If you read just one: “On the Street: Nobody Watches, Everyone Performs”
Memorable lines: “They’re in the room with me now, these people I brushed against today. They’ve become company, great company. I’d rather be here with them tonight than with anyone else I know. They return the narrative impulse to me. Let me make sense of things. Remind me to tell the story I cannot make my life tell. I need them.”
Lopate’s take: Raised by Mexican immigrant parents in Sacramento, California, Rodriguez ’85GS, ’91SOA documented his gradual separation from their world in his celebrated 1982 book Hunger of Memory: The Education of Richard Rodriguez. This acute assessment of what it means to become an American took an unpopular position, because the book basically says that you can’t go back to the old country; you can’t be a hyphenate in America. When you assimilate, you lose your roots. So the minute Rodriguez became a “scholarship boy,” there was a schism between him and his parents. Accustomed to going against the grain — he opposes affirmative action and bilingual education; he is a spiritual person whose peers are secular; he claims membership in an institution (the Catholic Church) that officially condemns his homosexuality — Rodriguez is comfortable with paradox. And that results in a bemused, disenchanted point of view that I find witty, wise, and very reassuring.
If you read just one: “Late Victorians”
Memorable lines: “At the high school where César taught, teachers and parents had organized a campaign to keep kids from driving themselves to the junior prom, in an attempt to forestall liquor and death. Such a scheme momentarily reawakened César’s Latin skepticism.
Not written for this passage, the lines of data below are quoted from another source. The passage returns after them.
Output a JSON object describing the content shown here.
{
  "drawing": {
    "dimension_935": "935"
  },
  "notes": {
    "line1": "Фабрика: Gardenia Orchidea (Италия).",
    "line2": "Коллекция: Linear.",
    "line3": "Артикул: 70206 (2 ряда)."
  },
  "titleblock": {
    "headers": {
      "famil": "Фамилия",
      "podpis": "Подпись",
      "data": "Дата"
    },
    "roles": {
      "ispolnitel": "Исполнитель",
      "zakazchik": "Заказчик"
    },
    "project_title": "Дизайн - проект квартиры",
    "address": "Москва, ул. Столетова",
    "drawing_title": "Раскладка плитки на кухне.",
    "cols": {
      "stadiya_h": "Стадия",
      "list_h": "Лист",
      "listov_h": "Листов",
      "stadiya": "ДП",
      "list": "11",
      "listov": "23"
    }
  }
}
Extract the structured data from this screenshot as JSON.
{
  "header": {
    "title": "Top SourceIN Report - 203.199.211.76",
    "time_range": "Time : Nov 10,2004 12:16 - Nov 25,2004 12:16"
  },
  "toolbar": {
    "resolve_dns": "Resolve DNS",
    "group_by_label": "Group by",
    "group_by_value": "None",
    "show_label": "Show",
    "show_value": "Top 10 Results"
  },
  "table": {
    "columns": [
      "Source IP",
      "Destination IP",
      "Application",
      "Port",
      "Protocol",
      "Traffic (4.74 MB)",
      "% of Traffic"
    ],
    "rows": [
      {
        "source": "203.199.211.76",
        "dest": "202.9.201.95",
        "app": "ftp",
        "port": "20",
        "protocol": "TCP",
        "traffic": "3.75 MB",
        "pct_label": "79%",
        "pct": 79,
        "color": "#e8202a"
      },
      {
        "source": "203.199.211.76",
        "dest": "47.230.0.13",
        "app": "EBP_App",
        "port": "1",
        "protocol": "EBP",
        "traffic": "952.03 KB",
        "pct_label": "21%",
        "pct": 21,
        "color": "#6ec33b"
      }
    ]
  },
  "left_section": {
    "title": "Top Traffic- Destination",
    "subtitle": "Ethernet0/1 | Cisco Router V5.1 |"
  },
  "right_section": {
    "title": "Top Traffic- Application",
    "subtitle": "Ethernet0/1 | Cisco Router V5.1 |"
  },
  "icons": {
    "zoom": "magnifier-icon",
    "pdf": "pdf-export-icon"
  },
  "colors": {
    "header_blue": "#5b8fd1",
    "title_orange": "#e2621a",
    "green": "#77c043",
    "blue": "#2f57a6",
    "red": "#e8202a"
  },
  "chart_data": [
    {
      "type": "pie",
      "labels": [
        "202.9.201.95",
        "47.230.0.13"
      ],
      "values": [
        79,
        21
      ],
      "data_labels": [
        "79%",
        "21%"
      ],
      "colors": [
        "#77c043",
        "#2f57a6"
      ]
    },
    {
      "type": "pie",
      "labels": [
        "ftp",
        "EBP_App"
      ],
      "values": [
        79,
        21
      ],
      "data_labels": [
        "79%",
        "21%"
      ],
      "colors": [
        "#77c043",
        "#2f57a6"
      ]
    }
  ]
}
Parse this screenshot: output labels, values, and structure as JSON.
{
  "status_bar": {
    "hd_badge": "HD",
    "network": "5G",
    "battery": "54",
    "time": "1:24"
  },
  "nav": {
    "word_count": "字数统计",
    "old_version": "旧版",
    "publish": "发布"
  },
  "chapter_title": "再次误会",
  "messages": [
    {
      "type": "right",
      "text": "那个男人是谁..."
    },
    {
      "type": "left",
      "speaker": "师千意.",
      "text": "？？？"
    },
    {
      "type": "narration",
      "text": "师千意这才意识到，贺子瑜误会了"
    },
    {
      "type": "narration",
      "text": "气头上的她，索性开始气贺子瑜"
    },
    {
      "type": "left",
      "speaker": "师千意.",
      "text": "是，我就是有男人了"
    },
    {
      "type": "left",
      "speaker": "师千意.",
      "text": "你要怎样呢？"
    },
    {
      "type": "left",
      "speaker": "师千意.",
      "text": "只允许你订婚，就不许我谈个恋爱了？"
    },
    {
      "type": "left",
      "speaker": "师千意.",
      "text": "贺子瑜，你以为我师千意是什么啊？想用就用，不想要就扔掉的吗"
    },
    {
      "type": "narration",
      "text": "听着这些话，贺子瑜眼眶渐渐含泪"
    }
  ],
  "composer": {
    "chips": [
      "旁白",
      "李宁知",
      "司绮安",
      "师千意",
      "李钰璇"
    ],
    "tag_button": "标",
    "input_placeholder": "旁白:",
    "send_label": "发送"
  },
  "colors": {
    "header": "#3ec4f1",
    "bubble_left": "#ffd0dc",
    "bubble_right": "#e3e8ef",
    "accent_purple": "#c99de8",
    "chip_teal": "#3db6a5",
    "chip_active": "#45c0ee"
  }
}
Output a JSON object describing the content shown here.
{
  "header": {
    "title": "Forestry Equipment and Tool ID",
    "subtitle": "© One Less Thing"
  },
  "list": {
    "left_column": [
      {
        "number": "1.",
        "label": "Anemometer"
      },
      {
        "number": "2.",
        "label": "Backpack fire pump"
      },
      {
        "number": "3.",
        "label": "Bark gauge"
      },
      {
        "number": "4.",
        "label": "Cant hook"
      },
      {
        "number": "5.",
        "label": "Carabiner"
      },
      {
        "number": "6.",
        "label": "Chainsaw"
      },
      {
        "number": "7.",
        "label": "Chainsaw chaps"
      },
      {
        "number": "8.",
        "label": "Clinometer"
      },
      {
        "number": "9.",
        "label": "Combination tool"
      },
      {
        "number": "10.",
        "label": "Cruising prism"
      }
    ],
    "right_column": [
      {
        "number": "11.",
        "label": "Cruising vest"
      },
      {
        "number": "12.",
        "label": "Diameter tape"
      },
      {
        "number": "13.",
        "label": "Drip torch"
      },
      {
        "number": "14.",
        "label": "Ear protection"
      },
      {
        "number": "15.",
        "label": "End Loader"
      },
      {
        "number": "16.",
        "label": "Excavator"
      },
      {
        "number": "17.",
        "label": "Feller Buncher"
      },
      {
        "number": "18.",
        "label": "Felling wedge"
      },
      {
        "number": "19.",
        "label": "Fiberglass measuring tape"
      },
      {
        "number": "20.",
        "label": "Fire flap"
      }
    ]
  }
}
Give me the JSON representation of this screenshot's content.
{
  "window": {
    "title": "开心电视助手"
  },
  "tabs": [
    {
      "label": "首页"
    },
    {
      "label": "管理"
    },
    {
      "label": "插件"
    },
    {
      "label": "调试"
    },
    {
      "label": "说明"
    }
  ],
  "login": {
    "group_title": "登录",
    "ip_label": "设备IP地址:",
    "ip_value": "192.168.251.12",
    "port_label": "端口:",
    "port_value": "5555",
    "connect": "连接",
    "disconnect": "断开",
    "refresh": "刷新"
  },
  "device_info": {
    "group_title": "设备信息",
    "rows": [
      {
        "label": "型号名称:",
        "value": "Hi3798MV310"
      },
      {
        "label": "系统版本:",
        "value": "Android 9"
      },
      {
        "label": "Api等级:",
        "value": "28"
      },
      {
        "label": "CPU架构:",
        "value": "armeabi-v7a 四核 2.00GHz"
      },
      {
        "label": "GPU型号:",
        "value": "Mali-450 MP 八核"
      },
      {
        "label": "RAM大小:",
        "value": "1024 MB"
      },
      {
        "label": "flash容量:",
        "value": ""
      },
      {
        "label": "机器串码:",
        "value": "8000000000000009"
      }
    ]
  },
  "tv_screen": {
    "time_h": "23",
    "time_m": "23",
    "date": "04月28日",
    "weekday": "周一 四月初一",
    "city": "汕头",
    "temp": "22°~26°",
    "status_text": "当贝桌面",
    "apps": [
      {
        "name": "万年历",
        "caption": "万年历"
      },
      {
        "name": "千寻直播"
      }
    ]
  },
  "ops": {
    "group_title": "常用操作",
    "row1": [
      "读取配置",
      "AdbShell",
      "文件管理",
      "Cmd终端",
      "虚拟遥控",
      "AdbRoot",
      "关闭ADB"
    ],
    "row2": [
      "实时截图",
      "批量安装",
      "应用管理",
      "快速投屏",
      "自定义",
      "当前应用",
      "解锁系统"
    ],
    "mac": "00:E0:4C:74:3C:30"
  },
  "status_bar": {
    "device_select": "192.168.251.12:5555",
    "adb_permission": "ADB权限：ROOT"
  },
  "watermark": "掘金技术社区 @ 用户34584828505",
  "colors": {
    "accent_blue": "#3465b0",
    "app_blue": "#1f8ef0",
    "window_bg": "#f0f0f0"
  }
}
Didn’t the Americans know? (His tone exaggerated incredulity.) Teenagers will crash into lampposts on their way home from proms, and there is nothing to be done about it. You cannot forbid tragedy.”